Again, I have doubts. What if I’m not disabled enough? I don’t want to waste anyone’s time. I don’t want to take a spot away from someone who needs a dog more than me.
But I’m struggling and I’m scared and I’m getting older. And I can do so much on my own but a dog would give me that much more.
I spent a lot of time on the application. Pretty much a whole day. What do you want the dog to do? What’s your typical day? Do you work? Do you volunteer? What are your interests and hobbies? Do you own a home? Do you have pets? Who lives with you? Do you drive? Can you handle travel? Can you take care of the dog? Are you able to train the dog?
If I can get ahold of the doctor’s office, as soon as I know someone will fill out the papers— I will tell my letter-writers and references to do their thing.
My therapist and I had a chat about it. His professional association discourages therapists from doing medical evaluations for service dog applications, but since I was asking for a reference, he was okay with that. He had no idea how many things a mobility dog could do.
He mentioned that in our current times, the emotional support animal and assistance dog phenomenon seems to be getting more and more prolific but that in my case, I’d obviously put a lot of thought into it, done my research, and found a program that could really benefit me.
Fingers crossed, I guess.
Oh, and the ice cream… it was $1.86 after my discounts.
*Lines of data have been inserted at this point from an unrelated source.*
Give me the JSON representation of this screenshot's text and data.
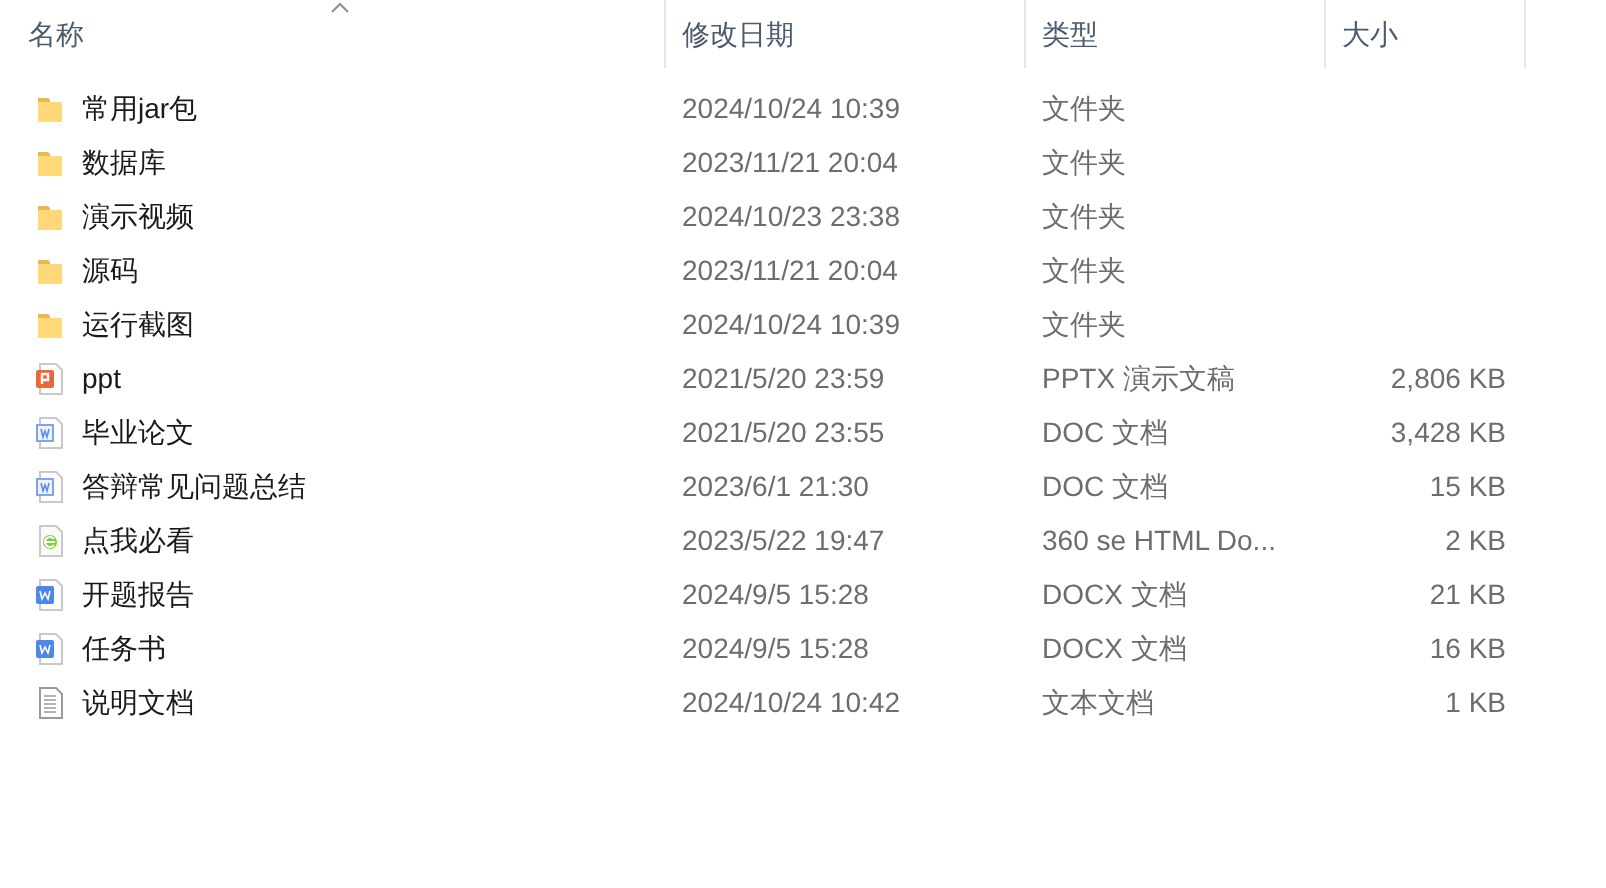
{
  "columns": [
    {
      "label": "名称",
      "sorted": true
    },
    {
      "label": "修改日期",
      "sorted": false
    },
    {
      "label": "类型",
      "sorted": false
    },
    {
      "label": "大小",
      "sorted": false
    }
  ],
  "files": [
    {
      "name": "常用jar包",
      "modified": "2024/10/24 10:39",
      "type": "文件夹",
      "kind": "folder"
    },
    {
      "name": "数据库",
      "modified": "2023/11/21 20:04",
      "type": "文件夹",
      "kind": "folder"
    },
    {
      "name": "演示视频",
      "modified": "2024/10/23 23:38",
      "type": "文件夹",
      "kind": "folder"
    },
    {
      "name": "源码",
      "modified": "2023/11/21 20:04",
      "type": "文件夹",
      "kind": "folder"
    },
    {
      "name": "运行截图",
      "modified": "2024/10/24 10:39",
      "type": "文件夹",
      "kind": "folder"
    },
    {
      "name": "ppt",
      "modified": "2021/5/20 23:59",
      "type": "PPTX 演示文稿",
      "size": "2,806 KB",
      "kind": "pptx"
    },
    {
      "name": "毕业论文",
      "modified": "2021/5/20 23:55",
      "type": "DOC 文档",
      "size": "3,428 KB",
      "kind": "doc"
    },
    {
      "name": "答辩常见问题总结",
      "modified": "2023/6/1 21:30",
      "type": "DOC 文档",
      "size": "15 KB",
      "kind": "doc"
    },
    {
      "name": "点我必看",
      "modified": "2023/5/22 19:47",
      "type": "360 se HTML Do...",
      "size": "2 KB",
      "kind": "html"
    },
    {
      "name": "开题报告",
      "modified": "2024/9/5 15:28",
      "type": "DOCX 文档",
      "size": "21 KB",
      "kind": "docx"
    },
    {
      "name": "任务书",
      "modified": "2024/9/5 15:28",
      "type": "DOCX 文档",
      "size": "16 KB",
      "kind": "docx"
    },
    {
      "name": "说明文档",
      "modified": "2024/10/24 10:42",
      "type": "文本文档",
      "size": "1 KB",
      "kind": "txt"
    }
  ]
}
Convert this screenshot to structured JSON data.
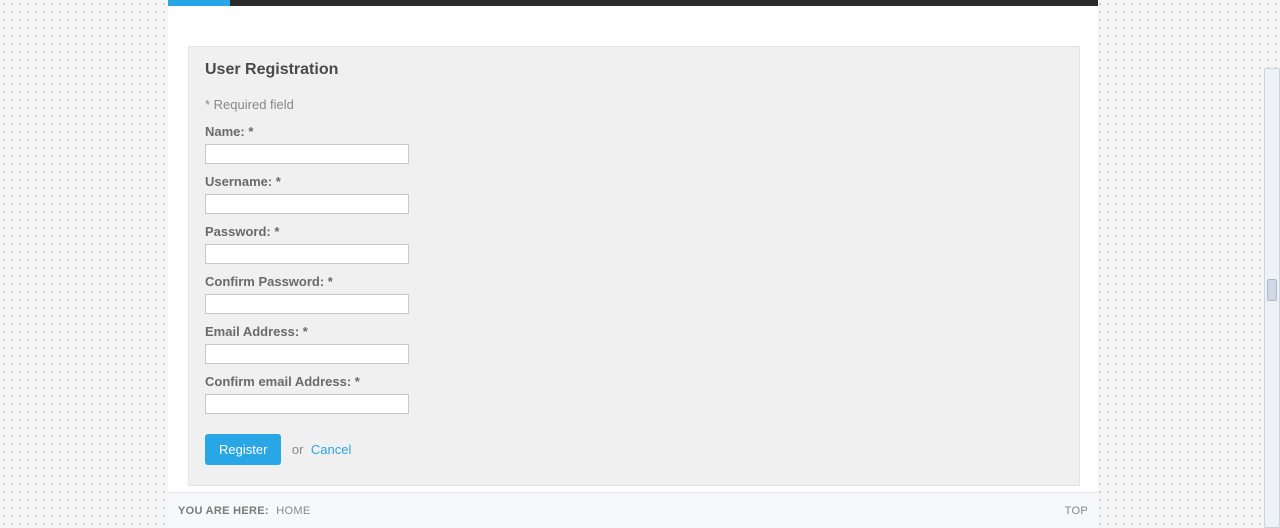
{
  "form": {
    "title": "User Registration",
    "required_note": "* Required field",
    "fields": {
      "name": {
        "label": "Name: *",
        "value": ""
      },
      "username": {
        "label": "Username: *",
        "value": ""
      },
      "password": {
        "label": "Password: *",
        "value": ""
      },
      "confirm_password": {
        "label": "Confirm Password: *",
        "value": ""
      },
      "email": {
        "label": "Email Address: *",
        "value": ""
      },
      "confirm_email": {
        "label": "Confirm email Address: *",
        "value": ""
      }
    },
    "actions": {
      "register_label": "Register",
      "or_text": "or",
      "cancel_label": "Cancel"
    }
  },
  "footer": {
    "breadcrumb_label": "YOU ARE HERE:",
    "breadcrumb_current": "HOME",
    "top_label": "TOP"
  },
  "colors": {
    "accent": "#29a6e5",
    "panel_bg": "#f0f0f0",
    "text_muted": "#888888"
  }
}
I had a $5 bill, five singles and 87 cents in my pocket. I paid exact change.